Segment Start: Task data

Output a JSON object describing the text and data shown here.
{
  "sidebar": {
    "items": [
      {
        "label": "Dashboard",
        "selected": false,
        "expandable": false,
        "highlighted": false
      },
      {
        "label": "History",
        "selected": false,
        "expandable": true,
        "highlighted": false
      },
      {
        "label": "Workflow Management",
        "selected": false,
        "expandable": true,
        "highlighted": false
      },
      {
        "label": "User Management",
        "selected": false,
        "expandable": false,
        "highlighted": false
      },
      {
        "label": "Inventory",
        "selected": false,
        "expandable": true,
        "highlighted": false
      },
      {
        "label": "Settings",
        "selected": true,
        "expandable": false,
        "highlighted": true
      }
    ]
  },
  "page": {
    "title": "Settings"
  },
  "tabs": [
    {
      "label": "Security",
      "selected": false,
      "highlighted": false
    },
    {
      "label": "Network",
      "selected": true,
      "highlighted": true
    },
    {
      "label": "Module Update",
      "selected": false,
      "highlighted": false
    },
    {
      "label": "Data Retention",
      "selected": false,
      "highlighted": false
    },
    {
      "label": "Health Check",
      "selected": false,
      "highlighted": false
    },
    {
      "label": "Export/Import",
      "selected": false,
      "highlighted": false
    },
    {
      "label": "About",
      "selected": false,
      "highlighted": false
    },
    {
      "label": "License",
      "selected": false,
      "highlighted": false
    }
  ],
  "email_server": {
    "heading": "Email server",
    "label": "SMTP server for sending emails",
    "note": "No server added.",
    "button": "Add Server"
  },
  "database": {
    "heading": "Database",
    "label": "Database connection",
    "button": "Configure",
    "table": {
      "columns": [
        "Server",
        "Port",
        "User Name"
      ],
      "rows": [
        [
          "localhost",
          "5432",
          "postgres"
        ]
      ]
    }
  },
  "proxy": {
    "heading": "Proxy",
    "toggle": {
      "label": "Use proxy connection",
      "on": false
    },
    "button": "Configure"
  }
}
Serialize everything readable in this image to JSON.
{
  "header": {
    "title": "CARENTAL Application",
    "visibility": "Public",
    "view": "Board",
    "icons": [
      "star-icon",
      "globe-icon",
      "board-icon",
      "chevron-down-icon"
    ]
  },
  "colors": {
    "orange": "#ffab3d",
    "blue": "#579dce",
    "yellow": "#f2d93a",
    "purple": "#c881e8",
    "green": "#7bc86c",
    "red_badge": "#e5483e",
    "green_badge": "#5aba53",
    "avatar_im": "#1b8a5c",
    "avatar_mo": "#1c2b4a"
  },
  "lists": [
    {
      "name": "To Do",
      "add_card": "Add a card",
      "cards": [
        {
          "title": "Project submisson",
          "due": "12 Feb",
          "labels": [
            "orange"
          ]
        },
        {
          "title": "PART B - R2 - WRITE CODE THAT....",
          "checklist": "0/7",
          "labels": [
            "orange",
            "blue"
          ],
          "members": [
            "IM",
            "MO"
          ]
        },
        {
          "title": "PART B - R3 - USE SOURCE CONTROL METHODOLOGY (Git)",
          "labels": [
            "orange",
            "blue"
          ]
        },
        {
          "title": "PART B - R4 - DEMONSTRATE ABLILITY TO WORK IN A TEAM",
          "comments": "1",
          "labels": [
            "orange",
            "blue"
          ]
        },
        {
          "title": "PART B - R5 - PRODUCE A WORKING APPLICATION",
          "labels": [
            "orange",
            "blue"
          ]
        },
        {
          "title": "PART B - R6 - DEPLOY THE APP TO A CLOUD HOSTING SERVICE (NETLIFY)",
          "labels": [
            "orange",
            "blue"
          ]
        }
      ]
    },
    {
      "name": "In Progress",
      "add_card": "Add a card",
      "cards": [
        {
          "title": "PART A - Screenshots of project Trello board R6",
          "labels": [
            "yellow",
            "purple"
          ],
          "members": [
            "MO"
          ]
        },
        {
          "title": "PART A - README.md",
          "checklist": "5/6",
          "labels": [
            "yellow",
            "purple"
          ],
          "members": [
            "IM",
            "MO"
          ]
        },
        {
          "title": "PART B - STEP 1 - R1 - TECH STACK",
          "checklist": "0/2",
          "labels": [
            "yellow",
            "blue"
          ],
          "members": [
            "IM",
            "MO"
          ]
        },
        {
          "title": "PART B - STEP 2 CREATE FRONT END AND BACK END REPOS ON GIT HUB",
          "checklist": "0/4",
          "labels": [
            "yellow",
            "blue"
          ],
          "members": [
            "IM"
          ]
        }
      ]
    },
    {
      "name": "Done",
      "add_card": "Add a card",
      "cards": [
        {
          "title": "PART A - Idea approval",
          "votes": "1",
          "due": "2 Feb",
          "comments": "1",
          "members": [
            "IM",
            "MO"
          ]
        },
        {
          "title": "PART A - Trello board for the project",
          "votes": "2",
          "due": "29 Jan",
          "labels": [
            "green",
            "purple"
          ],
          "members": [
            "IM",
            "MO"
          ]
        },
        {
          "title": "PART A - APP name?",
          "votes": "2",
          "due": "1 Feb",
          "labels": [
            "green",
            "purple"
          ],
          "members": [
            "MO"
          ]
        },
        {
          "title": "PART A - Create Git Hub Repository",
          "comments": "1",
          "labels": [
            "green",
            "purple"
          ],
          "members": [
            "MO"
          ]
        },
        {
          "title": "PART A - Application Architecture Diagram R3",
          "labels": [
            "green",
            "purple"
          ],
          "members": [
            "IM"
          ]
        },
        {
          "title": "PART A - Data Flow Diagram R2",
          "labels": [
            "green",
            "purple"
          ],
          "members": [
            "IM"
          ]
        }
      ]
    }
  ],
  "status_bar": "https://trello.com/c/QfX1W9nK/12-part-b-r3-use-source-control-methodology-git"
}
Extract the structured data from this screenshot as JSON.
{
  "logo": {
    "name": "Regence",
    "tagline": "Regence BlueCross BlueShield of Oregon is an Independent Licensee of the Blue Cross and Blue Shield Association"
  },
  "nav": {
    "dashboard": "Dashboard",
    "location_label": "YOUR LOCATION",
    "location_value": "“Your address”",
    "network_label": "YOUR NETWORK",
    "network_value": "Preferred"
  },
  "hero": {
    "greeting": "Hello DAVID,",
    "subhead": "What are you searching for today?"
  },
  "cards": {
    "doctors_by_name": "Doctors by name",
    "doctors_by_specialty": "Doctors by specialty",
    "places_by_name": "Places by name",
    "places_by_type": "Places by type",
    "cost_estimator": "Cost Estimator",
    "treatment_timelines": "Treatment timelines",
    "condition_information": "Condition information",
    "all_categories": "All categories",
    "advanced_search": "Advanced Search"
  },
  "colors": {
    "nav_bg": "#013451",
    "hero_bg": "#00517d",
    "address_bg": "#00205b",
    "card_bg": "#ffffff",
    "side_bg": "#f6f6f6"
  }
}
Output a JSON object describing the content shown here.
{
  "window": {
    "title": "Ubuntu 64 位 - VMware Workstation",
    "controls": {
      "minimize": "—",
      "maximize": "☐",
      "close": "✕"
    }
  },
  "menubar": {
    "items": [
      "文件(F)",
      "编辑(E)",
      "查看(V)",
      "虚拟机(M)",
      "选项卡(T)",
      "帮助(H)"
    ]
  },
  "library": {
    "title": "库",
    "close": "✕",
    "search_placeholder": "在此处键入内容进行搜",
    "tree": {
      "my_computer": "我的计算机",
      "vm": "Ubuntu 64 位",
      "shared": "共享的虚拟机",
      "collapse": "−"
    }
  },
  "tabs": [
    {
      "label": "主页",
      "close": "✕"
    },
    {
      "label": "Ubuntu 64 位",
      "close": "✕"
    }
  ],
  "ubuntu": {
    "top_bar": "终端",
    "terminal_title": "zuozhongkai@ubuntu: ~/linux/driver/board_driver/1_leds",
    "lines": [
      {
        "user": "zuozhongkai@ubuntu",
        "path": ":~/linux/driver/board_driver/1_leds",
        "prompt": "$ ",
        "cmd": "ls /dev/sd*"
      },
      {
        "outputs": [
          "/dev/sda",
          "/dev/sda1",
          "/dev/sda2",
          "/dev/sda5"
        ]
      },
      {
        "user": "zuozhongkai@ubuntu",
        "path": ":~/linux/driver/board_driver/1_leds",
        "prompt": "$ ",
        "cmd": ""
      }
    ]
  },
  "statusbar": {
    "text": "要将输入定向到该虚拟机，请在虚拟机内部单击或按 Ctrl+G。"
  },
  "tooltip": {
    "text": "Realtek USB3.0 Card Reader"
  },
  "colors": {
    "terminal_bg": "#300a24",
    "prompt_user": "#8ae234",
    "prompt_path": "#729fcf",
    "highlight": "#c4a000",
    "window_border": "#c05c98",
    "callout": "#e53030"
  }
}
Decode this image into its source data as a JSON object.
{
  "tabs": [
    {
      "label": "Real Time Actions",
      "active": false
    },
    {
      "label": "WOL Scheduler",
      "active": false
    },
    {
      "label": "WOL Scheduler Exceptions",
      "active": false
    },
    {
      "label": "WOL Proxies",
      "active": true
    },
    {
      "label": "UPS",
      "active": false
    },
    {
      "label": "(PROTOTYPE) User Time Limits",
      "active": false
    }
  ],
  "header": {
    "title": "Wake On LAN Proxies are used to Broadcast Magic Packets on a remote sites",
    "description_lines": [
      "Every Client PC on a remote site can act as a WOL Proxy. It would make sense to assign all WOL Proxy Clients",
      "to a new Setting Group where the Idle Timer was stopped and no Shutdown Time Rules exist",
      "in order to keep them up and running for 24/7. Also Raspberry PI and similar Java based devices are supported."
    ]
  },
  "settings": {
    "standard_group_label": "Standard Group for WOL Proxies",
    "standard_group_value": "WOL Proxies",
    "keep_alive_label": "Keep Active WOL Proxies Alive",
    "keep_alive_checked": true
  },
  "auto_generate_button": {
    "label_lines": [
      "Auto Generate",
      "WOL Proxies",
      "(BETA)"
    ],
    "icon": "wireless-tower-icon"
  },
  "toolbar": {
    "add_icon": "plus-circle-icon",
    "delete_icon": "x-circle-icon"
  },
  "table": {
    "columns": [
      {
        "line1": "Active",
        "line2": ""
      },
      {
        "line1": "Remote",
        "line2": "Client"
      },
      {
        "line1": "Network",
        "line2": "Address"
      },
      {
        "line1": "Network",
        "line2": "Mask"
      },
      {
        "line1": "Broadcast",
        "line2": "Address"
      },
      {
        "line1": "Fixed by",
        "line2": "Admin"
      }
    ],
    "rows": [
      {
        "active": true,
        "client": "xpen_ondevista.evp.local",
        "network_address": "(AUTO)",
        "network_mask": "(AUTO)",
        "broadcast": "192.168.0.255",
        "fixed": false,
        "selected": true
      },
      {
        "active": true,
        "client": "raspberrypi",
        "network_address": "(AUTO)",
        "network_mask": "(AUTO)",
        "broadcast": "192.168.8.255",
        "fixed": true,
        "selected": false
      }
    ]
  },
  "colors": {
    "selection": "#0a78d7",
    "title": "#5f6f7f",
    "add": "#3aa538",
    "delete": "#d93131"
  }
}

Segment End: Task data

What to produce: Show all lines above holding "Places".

Task result:
    "places_by_name": "Places by name",
    "places_by_type": "Places by type",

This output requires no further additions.